A mile or so into the management area, they pull over. Tefft, who has overseen controlled cutbacks of 100 acres here three times since 1995, points to a stand of untouched forest.

"This," he says, "is kind of rabbity." He turns to a wall of thorns on the opposite side of the path where the forest was cut back. "But this is way more rabbity."

But it's not just rabbits that benefit from the creation of more young woodlands. The work here was originally meant to create habitat for the American woodcock, a migratory shorebird whose numbers have been declining. Other shrubland songbirds, including eastern towhees, indigo buntings and blue-winged warblers, can also thrive in this environment.

Similar cuts have been done in the Arcadia Wildlife Management Area, in Exeter, and the Big River Management Area, in West Greenwich, in preparation for cottontail releases in the future. The Audubon Society of Rhode Island has also created cottontail habitat on some of its properties.

Tefft picks up the largest of the three rabbits and weighs it: 3 pounds.

"She's a big fat mama," Finn remarks. She feels its belly for babies but can't find any. The doe could be pregnant, but it's still early in the breeding season and the 28-day gestation period could have just begun.

As Tefft holds the rabbit, McGreevy carefully cuts a tiny notch of skin and fur from its ear while Finn swabs the wound for a blood sample. Both will be used to extract DNA. Finally, Tefft wraps a GPS collar around its neck and, like a surgeon with a nurse, asks for Finn's help.

"I need the U-bolt, please."

"Washer, please."

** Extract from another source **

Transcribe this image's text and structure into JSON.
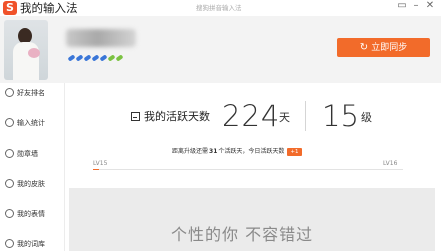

He tightens a nut with a socket wrench and soothes the rabbit. "I'm sorry for all the manhandling, sweetheart," he says.

A moment later, he sets it free.

Wrapping Up

The next day, Tefft, Goodie and Finn catch the last female they need. They're finished for the year, and will spend the next nine months or so waiting to see how the relocated rabbits fare.

In the meantime, Tefft will come out twice a week to get readings from the radio collars, checking to see where the rabbits roam. The team won't have a clearer picture of the rabbits' fate until next winter, when the first snow falls, and students and staff from the URI lab come out to collect their pellets — they're easier to find against the blanket of white.

Twenty rabbits have made the trip, 12 bucks and 8 does. If half survive, that will be considered a good return. Because female cottontails can become pregnant with four or five young up to four times a year, the rabbits' numbers are quickly replenished.

It's a lot of work for a little animal that most people will never see, but Goodie and the others have no doubt it's worth it.

"When my kids are old enough to ask me what I do, I'll say, 'I helped save an animal from getting wiped off the planet, '" says the father of two.